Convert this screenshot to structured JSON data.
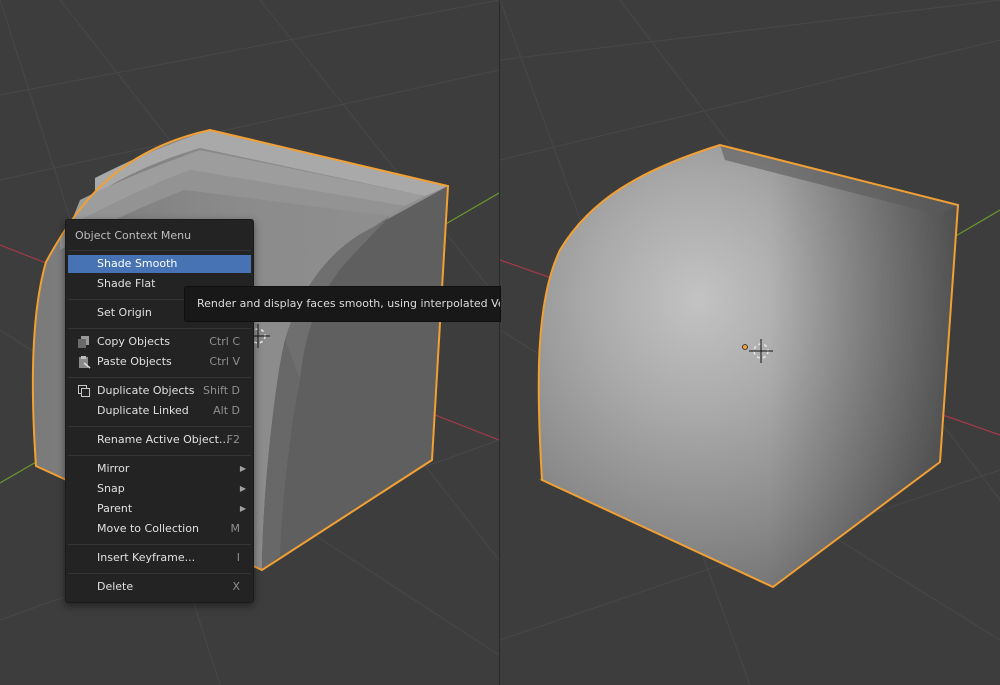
{
  "context_menu": {
    "title": "Object Context Menu",
    "items": [
      {
        "label": "Shade Smooth",
        "shortcut": "",
        "active": true
      },
      {
        "label": "Shade Flat",
        "shortcut": ""
      },
      {
        "label": "Set Origin",
        "shortcut": "",
        "submenu": true
      },
      {
        "label": "Copy Objects",
        "shortcut": "Ctrl C",
        "icon": "copy-icon"
      },
      {
        "label": "Paste Objects",
        "shortcut": "Ctrl V",
        "icon": "paste-icon"
      },
      {
        "label": "Duplicate Objects",
        "shortcut": "Shift D",
        "icon": "duplicate-icon"
      },
      {
        "label": "Duplicate Linked",
        "shortcut": "Alt D"
      },
      {
        "label": "Rename Active Object...",
        "shortcut": "F2"
      },
      {
        "label": "Mirror",
        "shortcut": "",
        "submenu": true
      },
      {
        "label": "Snap",
        "shortcut": "",
        "submenu": true
      },
      {
        "label": "Parent",
        "shortcut": "",
        "submenu": true
      },
      {
        "label": "Move to Collection",
        "shortcut": "M"
      },
      {
        "label": "Insert Keyframe...",
        "shortcut": "I"
      },
      {
        "label": "Delete",
        "shortcut": "X"
      }
    ]
  },
  "tooltip": {
    "text": "Render and display faces smooth, using interpolated Vertex N"
  },
  "colors": {
    "viewport_bg": "#3d3d3d",
    "grid_line": "#484848",
    "x_axis": "#a5394a",
    "y_axis": "#6a962c",
    "selection_outline": "#f2a033",
    "menu_bg": "#232323",
    "menu_highlight": "#4772b3"
  }
}
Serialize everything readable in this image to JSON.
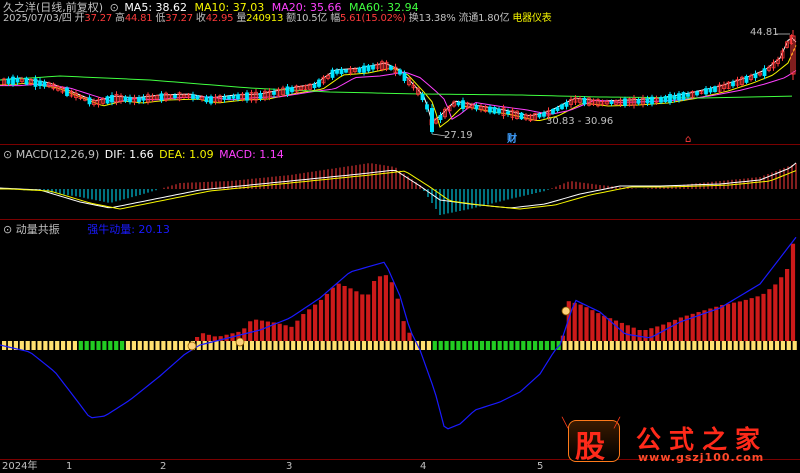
{
  "colors": {
    "up": "#ff3b3b",
    "down": "#00e5ff",
    "ma5": "#ffffff",
    "ma10": "#f5f500",
    "ma20": "#ff40ff",
    "ma60": "#40ff40",
    "dif": "#ffffff",
    "dea": "#f5f500",
    "macd_label": "#ff40ff",
    "momentum": "#1a1aff",
    "text_gray": "#c0c0c0",
    "text_red": "#ff3b3b",
    "text_green": "#40ff40",
    "bg": "#000000",
    "separator": "#7a0000",
    "yellow_bar": "#ffe070",
    "green_bar": "#22cc22"
  },
  "header": {
    "stock_name": "久之洋(日线,前复权)",
    "ma5": "MA5: 38.62",
    "ma10": "MA10: 37.03",
    "ma20": "MA20: 35.66",
    "ma60": "MA60: 32.94",
    "date": "2025/07/03/四",
    "open_label": "开",
    "open": "37.27",
    "high_label": "高",
    "high": "44.81",
    "low_label": "低",
    "low": "37.27",
    "close_label": "收",
    "close": "42.95",
    "volume_label": "量",
    "volume": "240913",
    "amount_label": "额",
    "amount": "10.5亿",
    "change_label": "幅",
    "change": "5.61(15.02%)",
    "turnover": "换13.38%",
    "float_cap": "流通1.80亿",
    "sector": "电器仪表"
  },
  "price_panel": {
    "high_marker": "44.81",
    "low_marker": "27.19",
    "range_marker": "30.83 - 30.96",
    "event_label_cai": "财",
    "event_label_red": "⌂"
  },
  "macd_panel": {
    "title": "MACD(12,26,9)",
    "dif": "DIF: 1.66",
    "dea": "DEA: 1.09",
    "macd": "MACD: 1.14"
  },
  "momentum_panel": {
    "title": "动量共振",
    "indicator_label": "强牛动量: 20.13",
    "money_icon": "$"
  },
  "x_axis": {
    "labels": [
      "2024年",
      "1",
      "2",
      "3",
      "4",
      "5"
    ]
  },
  "watermark": {
    "logo_char": "股",
    "brand": "公式之家",
    "url": "www.gszj100.com"
  }
}
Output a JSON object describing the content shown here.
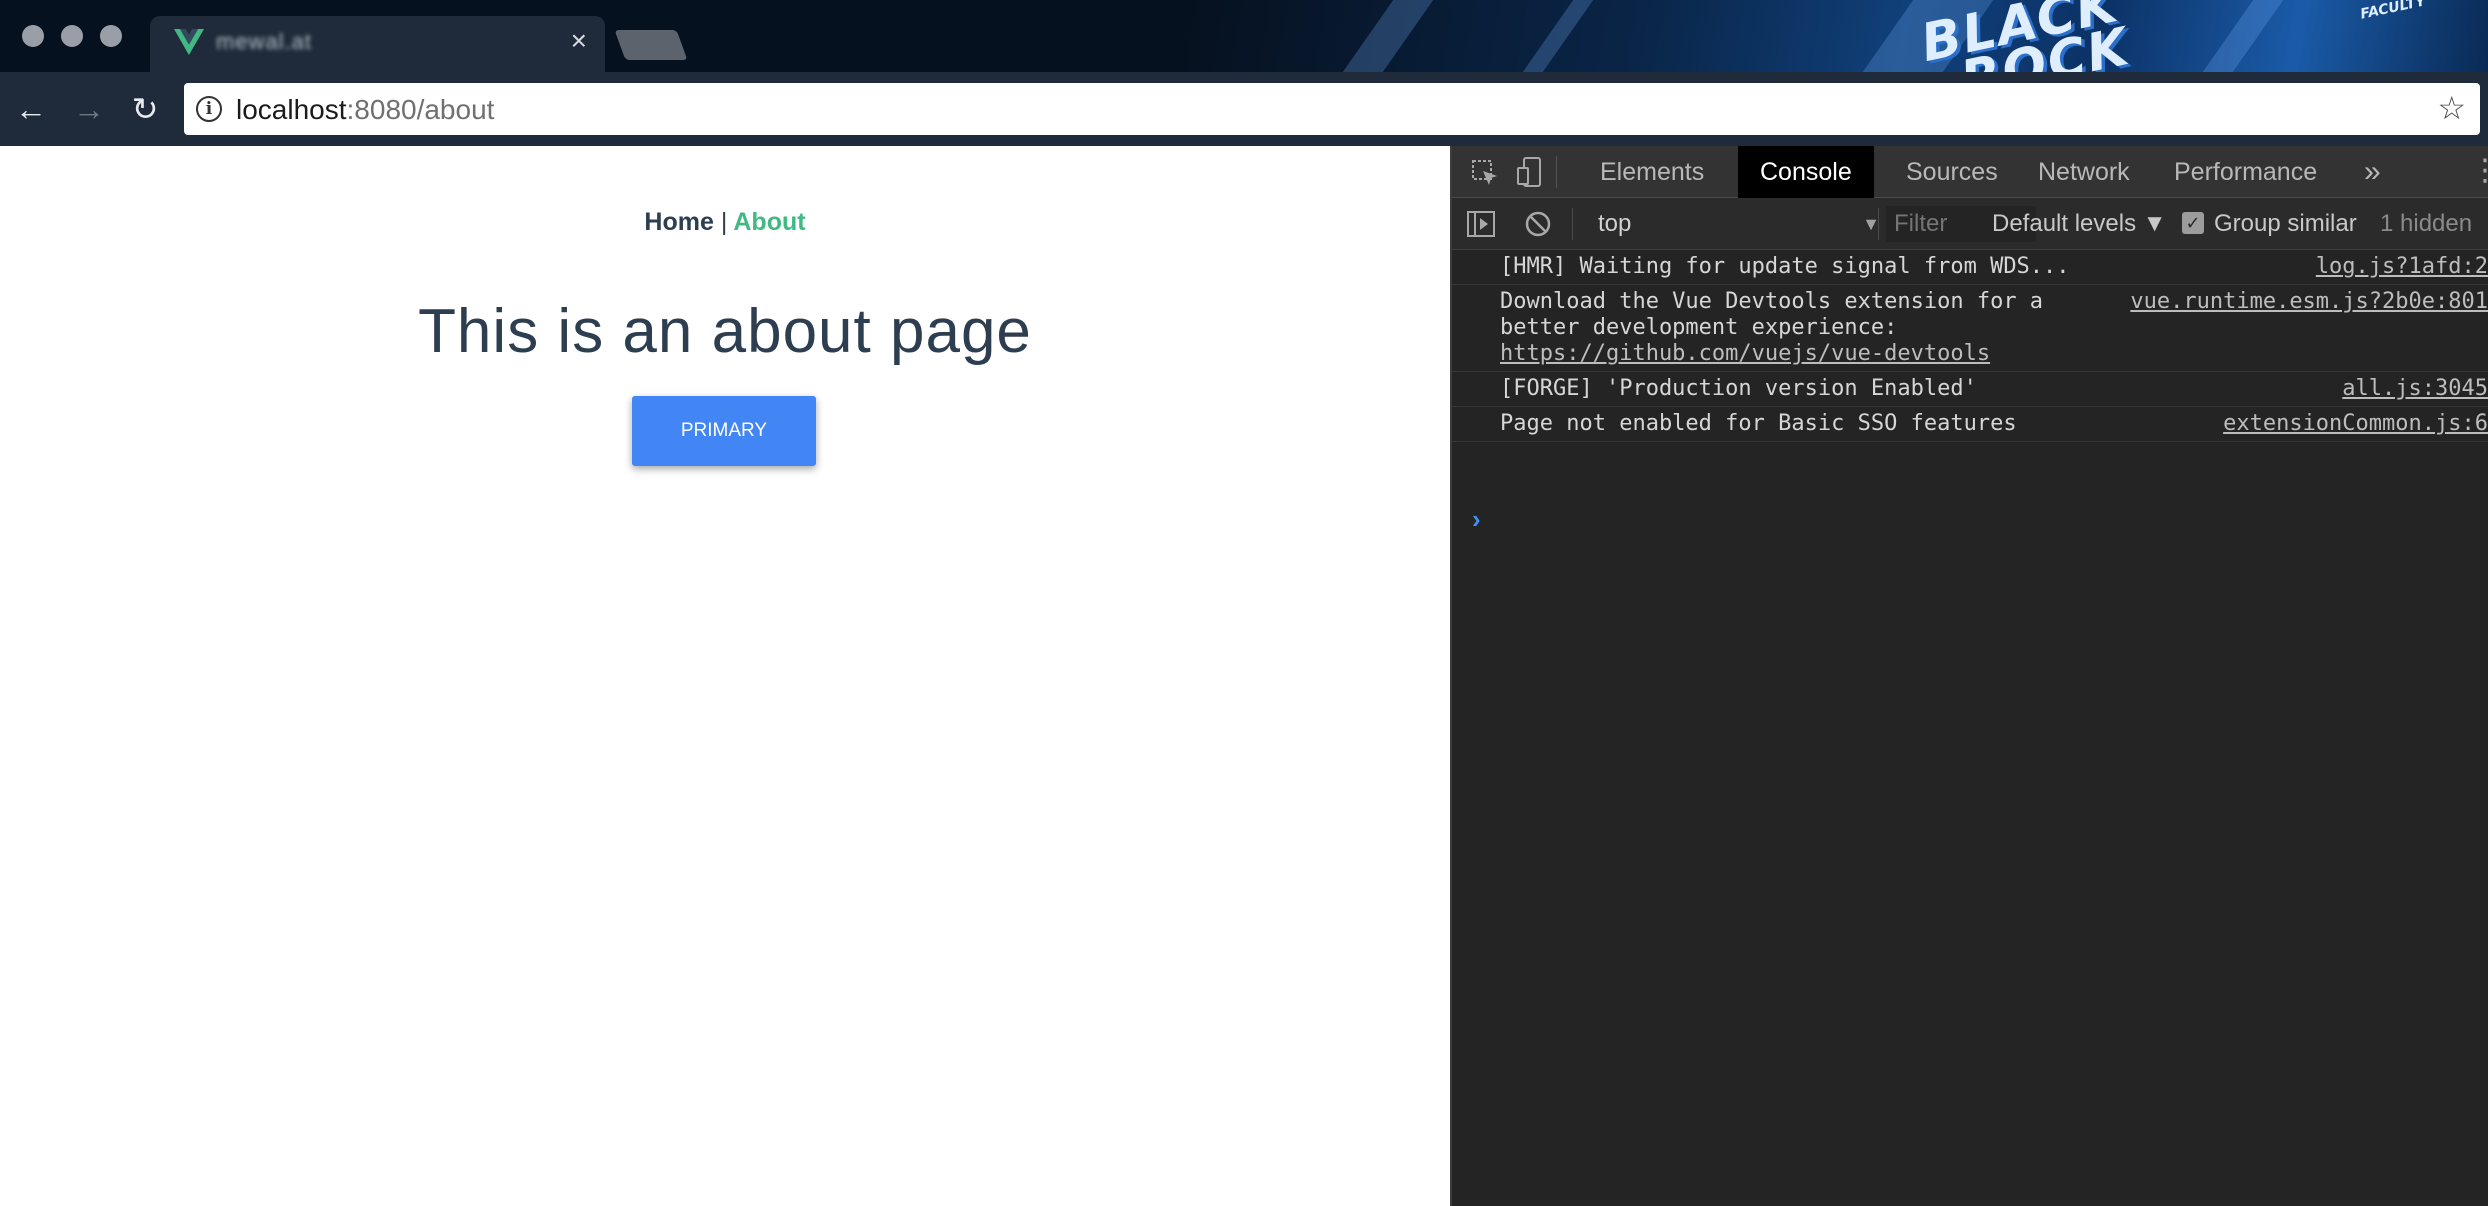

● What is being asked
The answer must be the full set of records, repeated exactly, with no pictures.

● Reply to the exercise
Convert this screenshot to structured JSON data.
{
  "context_menu": {
    "title": "Object Context Menu",
    "items": [
      {
        "label": "Shade Smooth",
        "shortcut": "",
        "active": true
      },
      {
        "label": "Shade Flat",
        "shortcut": ""
      },
      {
        "label": "Set Origin",
        "shortcut": "",
        "submenu": true
      },
      {
        "label": "Copy Objects",
        "shortcut": "Ctrl C",
        "icon": "copy-icon"
      },
      {
        "label": "Paste Objects",
        "shortcut": "Ctrl V",
        "icon": "paste-icon"
      },
      {
        "label": "Duplicate Objects",
        "shortcut": "Shift D",
        "icon": "duplicate-icon"
      },
      {
        "label": "Duplicate Linked",
        "shortcut": "Alt D"
      },
      {
        "label": "Rename Active Object...",
        "shortcut": "F2"
      },
      {
        "label": "Mirror",
        "shortcut": "",
        "submenu": true
      },
      {
        "label": "Snap",
        "shortcut": "",
        "submenu": true
      },
      {
        "label": "Parent",
        "shortcut": "",
        "submenu": true
      },
      {
        "label": "Move to Collection",
        "shortcut": "M"
      },
      {
        "label": "Insert Keyframe...",
        "shortcut": "I"
      },
      {
        "label": "Delete",
        "shortcut": "X"
      }
    ]
  },
  "tooltip": {
    "text": "Render and display faces smooth, using interpolated Vertex N"
  },
  "colors": {
    "viewport_bg": "#3d3d3d",
    "grid_line": "#484848",
    "x_axis": "#a5394a",
    "y_axis": "#6a962c",
    "selection_outline": "#f2a033",
    "menu_bg": "#232323",
    "menu_highlight": "#4772b3"
  }
}
Serialize everything readable in this image to JSON.
{
  "colors": {
    "up": "#ff3b3b",
    "down": "#00e5ff",
    "ma5": "#ffffff",
    "ma10": "#f5f500",
    "ma20": "#ff40ff",
    "ma60": "#40ff40",
    "dif": "#ffffff",
    "dea": "#f5f500",
    "macd_label": "#ff40ff",
    "momentum": "#1a1aff",
    "text_gray": "#c0c0c0",
    "text_red": "#ff3b3b",
    "text_green": "#40ff40",
    "bg": "#000000",
    "separator": "#7a0000",
    "yellow_bar": "#ffe070",
    "green_bar": "#22cc22"
  },
  "header": {
    "stock_name": "久之洋(日线,前复权)",
    "ma5": "MA5: 38.62",
    "ma10": "MA10: 37.03",
    "ma20": "MA20: 35.66",
    "ma60": "MA60: 32.94",
    "date": "2025/07/03/四",
    "open_label": "开",
    "open": "37.27",
    "high_label": "高",
    "high": "44.81",
    "low_label": "低",
    "low": "37.27",
    "close_label": "收",
    "close": "42.95",
    "volume_label": "量",
    "volume": "240913",
    "amount_label": "额",
    "amount": "10.5亿",
    "change_label": "幅",
    "change": "5.61(15.02%)",
    "turnover": "换13.38%",
    "float_cap": "流通1.80亿",
    "sector": "电器仪表"
  },
  "price_panel": {
    "high_marker": "44.81",
    "low_marker": "27.19",
    "range_marker": "30.83 - 30.96",
    "event_label_cai": "财",
    "event_label_red": "⌂"
  },
  "macd_panel": {
    "title": "MACD(12,26,9)",
    "dif": "DIF: 1.66",
    "dea": "DEA: 1.09",
    "macd": "MACD: 1.14"
  },
  "momentum_panel": {
    "title": "动量共振",
    "indicator_label": "强牛动量: 20.13",
    "money_icon": "$"
  },
  "x_axis": {
    "labels": [
      "2024年",
      "1",
      "2",
      "3",
      "4",
      "5"
    ]
  },
  "watermark": {
    "logo_char": "股",
    "brand": "公式之家",
    "url": "www.gszj100.com"
  }
}
Output a JSON object describing the content shown here.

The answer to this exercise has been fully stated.